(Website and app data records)

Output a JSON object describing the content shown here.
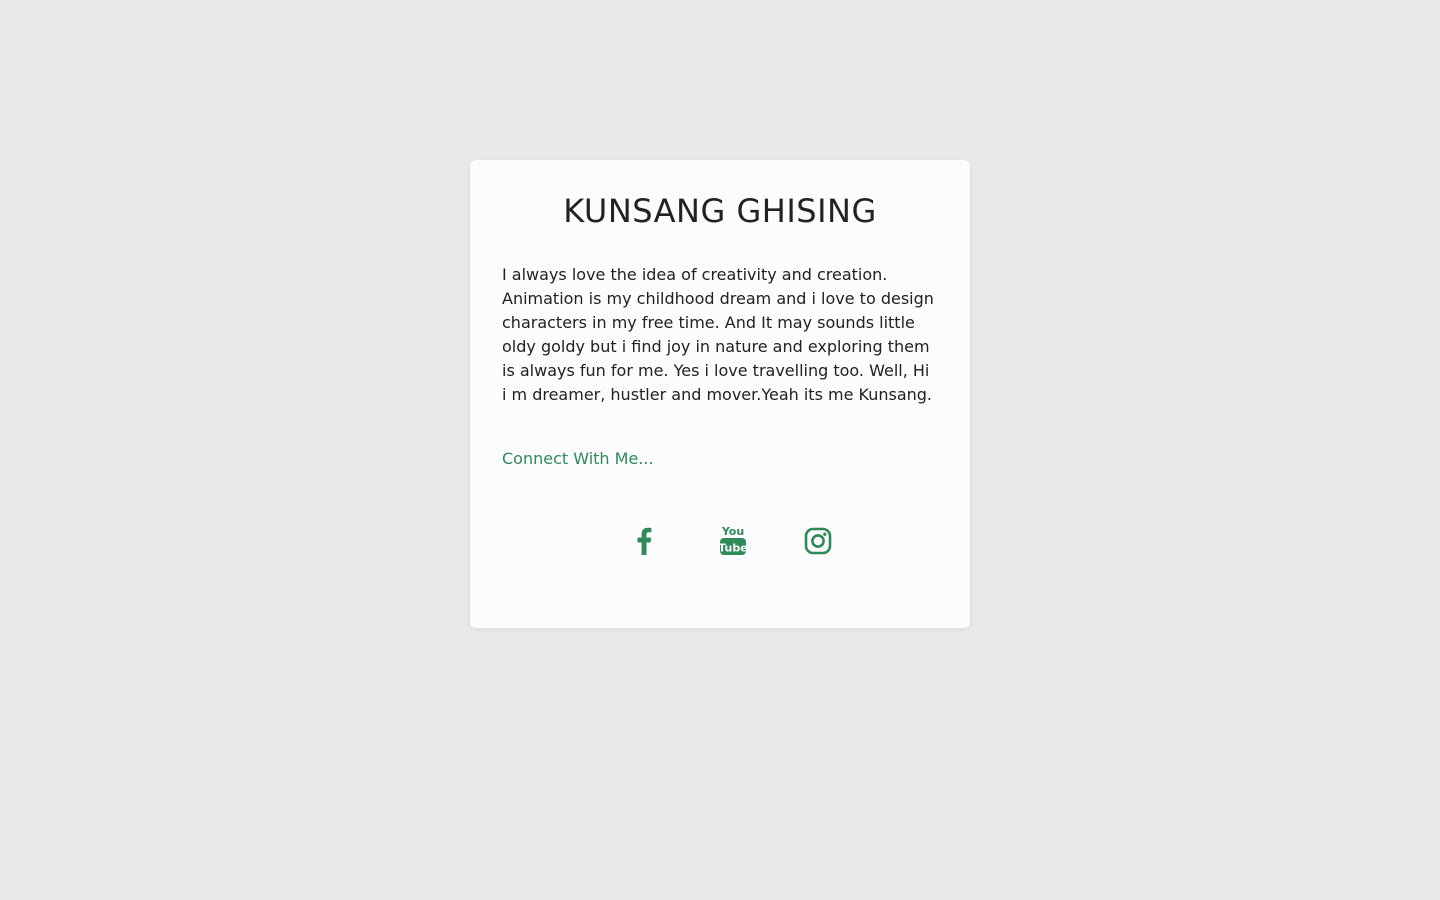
{
  "profile": {
    "name": "KUNSANG GHISING",
    "bio": "I always love the idea of creativity and creation. Animation is my childhood dream and i love to design characters in my free time. And It may sounds little oldy goldy but i find joy in nature and exploring them is always fun for me. Yes i love travelling too. Well, Hi i m dreamer, hustler and mover.Yeah its me Kunsang.",
    "connect_label": "Connect With Me..."
  },
  "socials": [
    {
      "icon": "facebook-icon"
    },
    {
      "icon": "youtube-icon",
      "text_top": "You",
      "text_bottom": "Tube"
    },
    {
      "icon": "instagram-icon"
    }
  ],
  "colors": {
    "background": "#e8e8e8",
    "card": "#fcfcfe",
    "accent": "#2e8b57",
    "text": "#212121"
  }
}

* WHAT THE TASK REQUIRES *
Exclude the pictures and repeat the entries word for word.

* SOLUTION TO THE PROBLEM *
Output a JSON object describing the content shown here.
{
  "profile": {
    "name": "KUNSANG GHISING",
    "bio": "I always love the idea of creativity and creation. Animation is my childhood dream and i love to design characters in my free time. And It may sounds little oldy goldy but i find joy in nature and exploring them is always fun for me. Yes i love travelling too. Well, Hi i m dreamer, hustler and mover.Yeah its me Kunsang.",
    "connect_label": "Connect With Me..."
  },
  "socials": [
    {
      "icon": "facebook-icon"
    },
    {
      "icon": "youtube-icon",
      "text_top": "You",
      "text_bottom": "Tube"
    },
    {
      "icon": "instagram-icon"
    }
  ],
  "colors": {
    "background": "#e8e8e8",
    "card": "#fcfcfe",
    "accent": "#2e8b57",
    "text": "#212121"
  }
}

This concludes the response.